Which lines in the data below contain the word "Subbasin"? Copy each of them.
*** Opening Data listing ***
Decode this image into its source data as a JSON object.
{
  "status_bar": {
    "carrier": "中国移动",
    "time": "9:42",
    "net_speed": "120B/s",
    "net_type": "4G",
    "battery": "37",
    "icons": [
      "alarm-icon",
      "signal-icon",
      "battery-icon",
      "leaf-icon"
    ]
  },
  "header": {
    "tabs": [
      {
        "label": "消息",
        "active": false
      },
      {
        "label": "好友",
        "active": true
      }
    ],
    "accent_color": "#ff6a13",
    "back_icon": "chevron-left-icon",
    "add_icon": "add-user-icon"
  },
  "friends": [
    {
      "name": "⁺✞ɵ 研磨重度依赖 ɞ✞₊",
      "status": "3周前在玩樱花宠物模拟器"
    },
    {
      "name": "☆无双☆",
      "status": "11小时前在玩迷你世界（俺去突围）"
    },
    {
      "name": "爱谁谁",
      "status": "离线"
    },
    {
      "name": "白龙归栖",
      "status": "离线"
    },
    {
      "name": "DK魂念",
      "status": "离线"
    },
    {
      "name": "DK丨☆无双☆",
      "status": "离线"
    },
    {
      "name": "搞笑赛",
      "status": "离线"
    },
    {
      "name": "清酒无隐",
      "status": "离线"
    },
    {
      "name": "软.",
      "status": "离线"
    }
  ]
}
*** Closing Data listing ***
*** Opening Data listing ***
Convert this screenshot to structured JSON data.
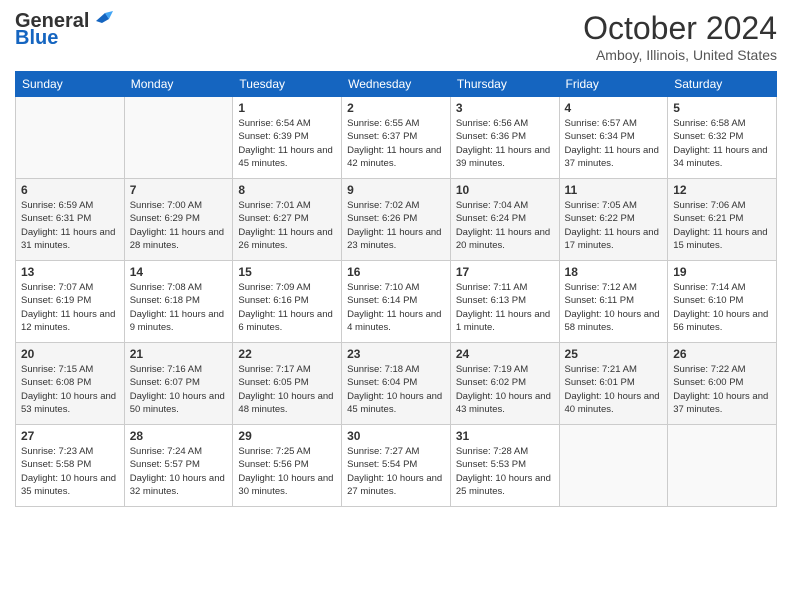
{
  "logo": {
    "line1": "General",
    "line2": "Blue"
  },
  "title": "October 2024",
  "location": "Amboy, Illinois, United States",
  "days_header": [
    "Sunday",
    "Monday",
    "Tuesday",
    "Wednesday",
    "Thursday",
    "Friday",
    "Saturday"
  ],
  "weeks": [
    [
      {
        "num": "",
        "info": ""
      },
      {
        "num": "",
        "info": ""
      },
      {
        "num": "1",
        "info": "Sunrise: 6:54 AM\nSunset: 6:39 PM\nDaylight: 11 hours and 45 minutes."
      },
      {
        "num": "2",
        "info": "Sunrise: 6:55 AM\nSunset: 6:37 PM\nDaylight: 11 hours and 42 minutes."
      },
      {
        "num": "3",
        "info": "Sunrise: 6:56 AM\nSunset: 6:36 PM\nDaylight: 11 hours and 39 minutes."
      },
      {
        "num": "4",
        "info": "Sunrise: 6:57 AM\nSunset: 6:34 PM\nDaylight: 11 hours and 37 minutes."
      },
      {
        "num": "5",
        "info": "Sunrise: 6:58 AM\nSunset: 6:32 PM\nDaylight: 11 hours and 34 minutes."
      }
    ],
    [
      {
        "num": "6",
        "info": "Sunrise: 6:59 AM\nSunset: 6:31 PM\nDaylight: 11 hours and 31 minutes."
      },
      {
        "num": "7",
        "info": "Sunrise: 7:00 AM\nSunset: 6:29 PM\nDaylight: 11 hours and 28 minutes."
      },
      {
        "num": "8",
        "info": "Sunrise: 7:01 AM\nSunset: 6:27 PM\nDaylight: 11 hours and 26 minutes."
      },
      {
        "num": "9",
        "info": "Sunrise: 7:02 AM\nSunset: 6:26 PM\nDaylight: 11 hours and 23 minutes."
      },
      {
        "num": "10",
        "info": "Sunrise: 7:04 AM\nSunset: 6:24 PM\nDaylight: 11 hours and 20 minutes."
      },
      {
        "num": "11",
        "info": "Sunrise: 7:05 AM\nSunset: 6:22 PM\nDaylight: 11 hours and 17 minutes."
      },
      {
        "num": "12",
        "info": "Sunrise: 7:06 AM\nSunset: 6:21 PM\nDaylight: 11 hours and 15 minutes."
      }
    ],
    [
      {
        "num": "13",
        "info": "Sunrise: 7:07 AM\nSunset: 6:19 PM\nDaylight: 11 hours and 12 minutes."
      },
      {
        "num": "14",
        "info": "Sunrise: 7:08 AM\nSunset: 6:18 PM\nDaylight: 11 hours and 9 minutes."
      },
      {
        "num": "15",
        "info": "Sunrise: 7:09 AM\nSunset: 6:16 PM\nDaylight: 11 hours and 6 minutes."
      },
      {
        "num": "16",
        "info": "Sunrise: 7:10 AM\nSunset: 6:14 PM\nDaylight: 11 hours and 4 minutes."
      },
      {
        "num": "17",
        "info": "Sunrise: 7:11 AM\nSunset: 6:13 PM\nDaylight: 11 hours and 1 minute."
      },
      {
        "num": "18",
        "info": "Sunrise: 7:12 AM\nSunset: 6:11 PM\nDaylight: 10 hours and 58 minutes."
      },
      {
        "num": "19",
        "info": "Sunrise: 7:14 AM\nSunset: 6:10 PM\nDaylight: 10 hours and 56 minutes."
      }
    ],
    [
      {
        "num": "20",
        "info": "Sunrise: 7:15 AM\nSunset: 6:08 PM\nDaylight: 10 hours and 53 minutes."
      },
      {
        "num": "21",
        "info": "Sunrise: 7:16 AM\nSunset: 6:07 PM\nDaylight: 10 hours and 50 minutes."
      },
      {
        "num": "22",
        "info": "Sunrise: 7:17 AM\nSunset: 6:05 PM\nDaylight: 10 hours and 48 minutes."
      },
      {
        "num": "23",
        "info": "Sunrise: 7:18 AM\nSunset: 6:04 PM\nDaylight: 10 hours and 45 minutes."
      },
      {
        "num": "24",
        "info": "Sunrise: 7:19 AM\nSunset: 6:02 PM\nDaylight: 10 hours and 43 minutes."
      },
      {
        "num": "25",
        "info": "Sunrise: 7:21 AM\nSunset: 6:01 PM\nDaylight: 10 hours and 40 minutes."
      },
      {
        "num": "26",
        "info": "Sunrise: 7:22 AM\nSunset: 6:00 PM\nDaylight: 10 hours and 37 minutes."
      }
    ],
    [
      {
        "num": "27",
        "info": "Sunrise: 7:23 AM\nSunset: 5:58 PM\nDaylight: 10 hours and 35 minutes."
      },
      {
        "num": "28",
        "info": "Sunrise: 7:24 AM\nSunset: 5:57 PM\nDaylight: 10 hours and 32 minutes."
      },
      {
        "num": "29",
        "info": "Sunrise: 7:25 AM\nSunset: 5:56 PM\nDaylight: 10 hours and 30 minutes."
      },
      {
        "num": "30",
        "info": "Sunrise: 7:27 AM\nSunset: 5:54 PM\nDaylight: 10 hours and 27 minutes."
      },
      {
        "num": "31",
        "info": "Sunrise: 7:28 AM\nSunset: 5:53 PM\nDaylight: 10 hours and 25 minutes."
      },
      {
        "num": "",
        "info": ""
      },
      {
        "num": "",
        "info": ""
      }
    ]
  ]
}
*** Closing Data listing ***
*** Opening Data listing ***
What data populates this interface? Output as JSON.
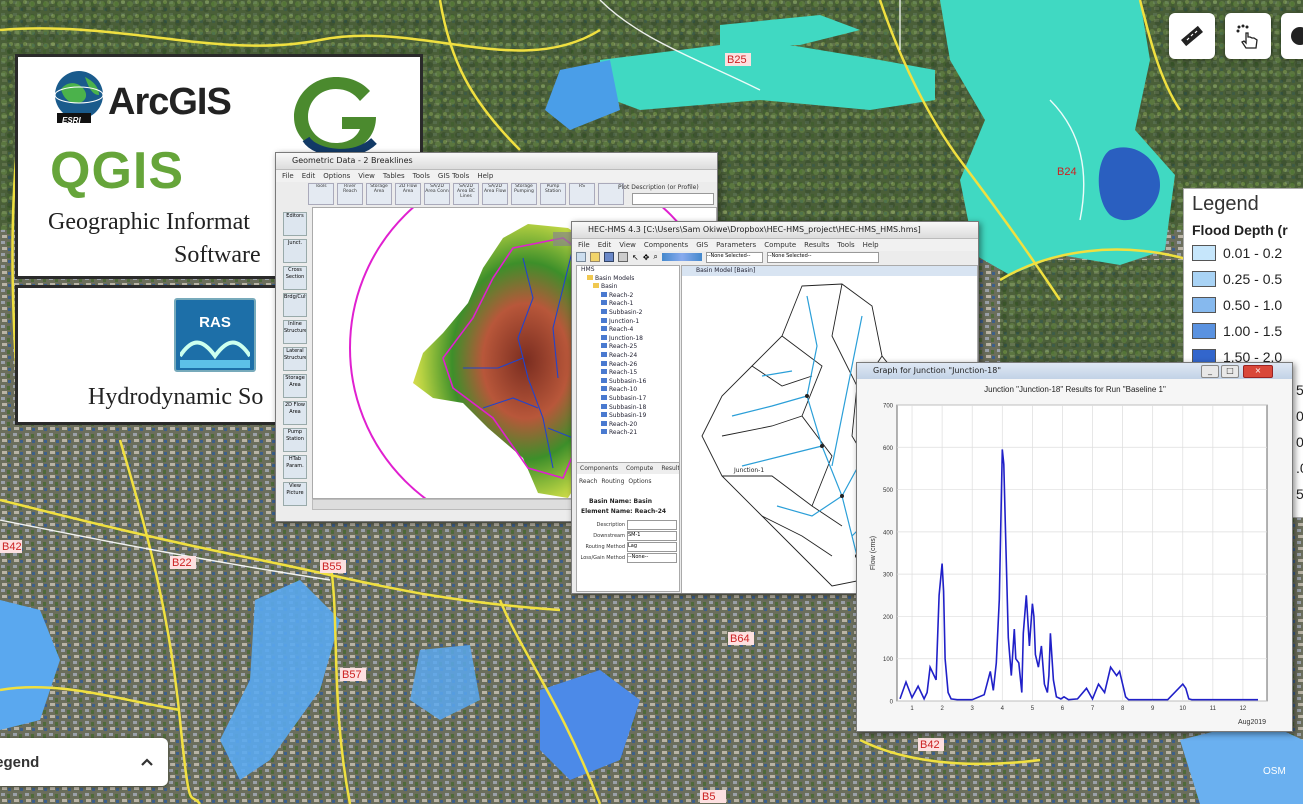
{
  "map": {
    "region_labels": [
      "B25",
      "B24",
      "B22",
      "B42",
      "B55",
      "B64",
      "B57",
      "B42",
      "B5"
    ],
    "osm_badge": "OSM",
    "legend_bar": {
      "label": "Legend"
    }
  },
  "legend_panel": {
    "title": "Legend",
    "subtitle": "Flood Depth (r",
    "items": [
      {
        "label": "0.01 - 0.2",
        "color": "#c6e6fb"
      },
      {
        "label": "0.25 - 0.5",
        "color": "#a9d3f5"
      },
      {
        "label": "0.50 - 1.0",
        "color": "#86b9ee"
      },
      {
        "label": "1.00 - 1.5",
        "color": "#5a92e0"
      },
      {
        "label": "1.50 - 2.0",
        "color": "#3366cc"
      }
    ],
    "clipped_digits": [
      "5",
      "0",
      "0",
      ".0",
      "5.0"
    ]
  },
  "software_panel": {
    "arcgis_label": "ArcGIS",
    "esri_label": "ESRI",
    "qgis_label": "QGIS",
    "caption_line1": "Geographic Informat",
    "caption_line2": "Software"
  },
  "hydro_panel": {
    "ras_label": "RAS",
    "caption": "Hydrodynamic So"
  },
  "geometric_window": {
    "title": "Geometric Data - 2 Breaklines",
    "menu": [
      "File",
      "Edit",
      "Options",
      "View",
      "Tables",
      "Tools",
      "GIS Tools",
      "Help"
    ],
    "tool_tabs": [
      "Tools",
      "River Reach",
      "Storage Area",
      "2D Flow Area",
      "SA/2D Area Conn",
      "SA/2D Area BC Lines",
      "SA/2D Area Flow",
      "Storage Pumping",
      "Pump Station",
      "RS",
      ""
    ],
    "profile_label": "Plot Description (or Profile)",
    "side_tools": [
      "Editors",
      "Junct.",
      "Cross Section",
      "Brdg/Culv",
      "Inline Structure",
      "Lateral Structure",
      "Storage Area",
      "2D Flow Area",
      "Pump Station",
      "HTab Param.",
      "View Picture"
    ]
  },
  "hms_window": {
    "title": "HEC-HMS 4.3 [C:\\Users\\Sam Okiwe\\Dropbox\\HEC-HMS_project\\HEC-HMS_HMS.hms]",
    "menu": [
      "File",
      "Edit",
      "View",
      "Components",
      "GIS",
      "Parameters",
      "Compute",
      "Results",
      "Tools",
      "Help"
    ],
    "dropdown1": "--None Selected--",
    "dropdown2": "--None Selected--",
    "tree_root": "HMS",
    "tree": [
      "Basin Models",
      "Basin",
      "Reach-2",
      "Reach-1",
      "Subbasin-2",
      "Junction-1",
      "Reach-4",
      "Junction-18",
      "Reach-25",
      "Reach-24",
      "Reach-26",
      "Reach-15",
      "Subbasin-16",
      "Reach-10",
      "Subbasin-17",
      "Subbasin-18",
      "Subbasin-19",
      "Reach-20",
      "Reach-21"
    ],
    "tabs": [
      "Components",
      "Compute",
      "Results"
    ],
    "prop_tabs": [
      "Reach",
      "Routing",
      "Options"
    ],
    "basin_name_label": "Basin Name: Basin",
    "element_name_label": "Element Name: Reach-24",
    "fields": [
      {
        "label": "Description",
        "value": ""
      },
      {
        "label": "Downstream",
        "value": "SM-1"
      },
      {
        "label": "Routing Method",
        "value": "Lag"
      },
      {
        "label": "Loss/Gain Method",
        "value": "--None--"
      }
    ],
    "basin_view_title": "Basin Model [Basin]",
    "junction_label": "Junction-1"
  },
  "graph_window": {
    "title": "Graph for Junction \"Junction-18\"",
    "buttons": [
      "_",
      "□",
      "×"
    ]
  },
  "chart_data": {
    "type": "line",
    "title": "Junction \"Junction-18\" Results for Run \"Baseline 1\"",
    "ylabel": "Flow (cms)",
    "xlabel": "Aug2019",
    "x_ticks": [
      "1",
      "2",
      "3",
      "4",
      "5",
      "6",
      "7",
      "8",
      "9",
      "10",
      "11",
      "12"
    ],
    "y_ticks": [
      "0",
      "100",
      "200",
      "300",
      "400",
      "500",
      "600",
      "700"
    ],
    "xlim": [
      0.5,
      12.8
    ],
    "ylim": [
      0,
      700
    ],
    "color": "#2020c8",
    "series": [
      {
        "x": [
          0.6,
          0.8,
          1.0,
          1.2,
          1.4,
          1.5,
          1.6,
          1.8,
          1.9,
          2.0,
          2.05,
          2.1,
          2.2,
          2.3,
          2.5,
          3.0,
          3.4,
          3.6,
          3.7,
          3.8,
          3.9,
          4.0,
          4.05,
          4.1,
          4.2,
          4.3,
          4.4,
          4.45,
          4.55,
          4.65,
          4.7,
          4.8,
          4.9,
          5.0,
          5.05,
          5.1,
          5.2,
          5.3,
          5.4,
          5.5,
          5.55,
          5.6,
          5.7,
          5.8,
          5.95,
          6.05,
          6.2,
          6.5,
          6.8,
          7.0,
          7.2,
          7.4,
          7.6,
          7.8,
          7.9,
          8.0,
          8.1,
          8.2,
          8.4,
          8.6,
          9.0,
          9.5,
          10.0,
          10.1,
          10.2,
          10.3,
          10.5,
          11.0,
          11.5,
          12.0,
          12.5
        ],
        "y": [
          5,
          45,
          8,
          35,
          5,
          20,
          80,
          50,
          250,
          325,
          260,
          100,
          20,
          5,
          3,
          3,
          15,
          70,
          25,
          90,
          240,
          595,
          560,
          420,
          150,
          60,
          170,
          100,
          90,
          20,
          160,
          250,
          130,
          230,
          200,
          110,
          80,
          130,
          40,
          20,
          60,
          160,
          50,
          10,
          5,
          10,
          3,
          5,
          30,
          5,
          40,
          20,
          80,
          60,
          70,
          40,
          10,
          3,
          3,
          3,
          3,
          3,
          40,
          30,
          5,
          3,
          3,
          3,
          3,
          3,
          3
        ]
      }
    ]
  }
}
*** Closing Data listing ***
Output for this task:
      "Subbasin-2",
      "Subbasin-16",
      "Subbasin-17",
      "Subbasin-18",
      "Subbasin-19",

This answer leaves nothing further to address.